The National Center on Early Childhood Development, Teaching, and Learning is awarded to Zero to Three in collaboration with the University of Washington, Vanderbilt University, Child Trends, and the Children's Equity Project.
NCECDTL advances best practices in the identification, development, and promotion of the implementation of evidence-based child development and teaching and learning practices that are culturally and linguistically responsive and lead to positive child outcomes across early childhood programs. They also support strong professional development systems. The Center's work includes, but is not limited to:
- Professional development for the infant, toddler, and preschool workforce
- Evidence-based curriculum
- Intentional teaching and home visiting practices
- Effective transitions
- Developmental screening instruments and on-going assessment tools
- Practice-based coaching
- Culturally, linguistically, and age-appropriate practices
- Enhancing teacher-child interactions
- Supporting children with disabilities and suspected delays (Part C and Part B)
- Using data to improve practice

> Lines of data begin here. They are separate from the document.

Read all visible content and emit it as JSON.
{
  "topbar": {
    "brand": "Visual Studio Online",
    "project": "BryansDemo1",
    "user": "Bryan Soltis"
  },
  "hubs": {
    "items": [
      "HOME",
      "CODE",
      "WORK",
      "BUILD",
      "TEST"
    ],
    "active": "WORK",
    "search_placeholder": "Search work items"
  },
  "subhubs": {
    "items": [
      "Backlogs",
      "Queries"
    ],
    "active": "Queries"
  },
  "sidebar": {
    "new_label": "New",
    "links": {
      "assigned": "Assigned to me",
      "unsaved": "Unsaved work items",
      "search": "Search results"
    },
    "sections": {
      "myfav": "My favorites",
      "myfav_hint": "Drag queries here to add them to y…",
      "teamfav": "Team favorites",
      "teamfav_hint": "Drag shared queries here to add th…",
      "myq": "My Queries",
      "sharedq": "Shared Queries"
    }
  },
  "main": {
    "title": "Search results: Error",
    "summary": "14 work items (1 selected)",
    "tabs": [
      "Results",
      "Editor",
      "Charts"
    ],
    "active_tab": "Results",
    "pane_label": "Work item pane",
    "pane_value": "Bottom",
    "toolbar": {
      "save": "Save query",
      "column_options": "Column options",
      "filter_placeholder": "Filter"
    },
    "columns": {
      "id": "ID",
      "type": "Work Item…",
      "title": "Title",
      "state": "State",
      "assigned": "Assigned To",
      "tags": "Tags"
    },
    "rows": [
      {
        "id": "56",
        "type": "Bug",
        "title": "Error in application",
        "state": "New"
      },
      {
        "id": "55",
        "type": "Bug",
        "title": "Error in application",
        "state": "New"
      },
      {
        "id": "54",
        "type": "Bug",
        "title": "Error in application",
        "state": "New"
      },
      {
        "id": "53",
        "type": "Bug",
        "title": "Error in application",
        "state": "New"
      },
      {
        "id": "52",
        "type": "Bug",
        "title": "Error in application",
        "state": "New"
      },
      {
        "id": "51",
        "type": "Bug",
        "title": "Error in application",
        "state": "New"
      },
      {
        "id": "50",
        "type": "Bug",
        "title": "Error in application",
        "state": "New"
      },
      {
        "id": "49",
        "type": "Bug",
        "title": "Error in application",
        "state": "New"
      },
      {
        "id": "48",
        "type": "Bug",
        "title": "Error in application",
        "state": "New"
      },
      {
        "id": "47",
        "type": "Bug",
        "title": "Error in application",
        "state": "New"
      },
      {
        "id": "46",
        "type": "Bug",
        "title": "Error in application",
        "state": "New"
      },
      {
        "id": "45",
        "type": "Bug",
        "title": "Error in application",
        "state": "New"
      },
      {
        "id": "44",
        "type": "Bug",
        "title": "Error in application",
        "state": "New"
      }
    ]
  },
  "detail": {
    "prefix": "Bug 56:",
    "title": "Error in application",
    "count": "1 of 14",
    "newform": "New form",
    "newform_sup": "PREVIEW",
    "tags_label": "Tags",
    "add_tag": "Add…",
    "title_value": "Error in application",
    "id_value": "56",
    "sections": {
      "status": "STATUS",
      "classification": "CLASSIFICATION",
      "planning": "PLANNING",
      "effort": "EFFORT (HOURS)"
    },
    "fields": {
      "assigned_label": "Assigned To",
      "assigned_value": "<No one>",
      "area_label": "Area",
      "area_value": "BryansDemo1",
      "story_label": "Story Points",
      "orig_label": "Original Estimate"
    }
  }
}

NCECDTL ensures early care and education programs have access to high quality TTA, information, and materials consistent with the requirements of the Head Start Act, Head Start Program Performance Standards, the Child Care and Development Block Grant Act of 2014, and other applicable regulations. It also serves as an intersection for the synthesis of research, data, knowledge, and experience to help inform OHS priorities. NCECDTL is responsive to the unique needs of dual language learners, American Indian and Alaskan Native (AIAN) and Migrant and Seasonal Head Start (MSHS) programs, in particular, as well as other diverse populations. It uses professional development strategies that support states, tribes, and agencies in serving low-income families.
NCECDTL is part of a comprehensive Office of Head Start TTA System that includes the National Centers, the Regional TTA network, and grant recipient funding. NCECDTL is part of a network of four National Centers including the National Center on Program Management and Fiscal Operations, the National Center on Parent, Family and Community Engagement, and the National Center on Health, Behavioral Health, and Safety. Together, the system supports Head Start and Early Head Start programs as they provide high-quality comprehensive services to pregnant women, children and families and support the school readiness of young children who live in poverty.
To learn more, contact NCECDTL at ecdtl at ecetta dot info or (toll-free) 844-261-3752.
Resource Type: Article
National Centers: Early Childhood Development, Teaching and Learning
Last Updated: March 8, 2022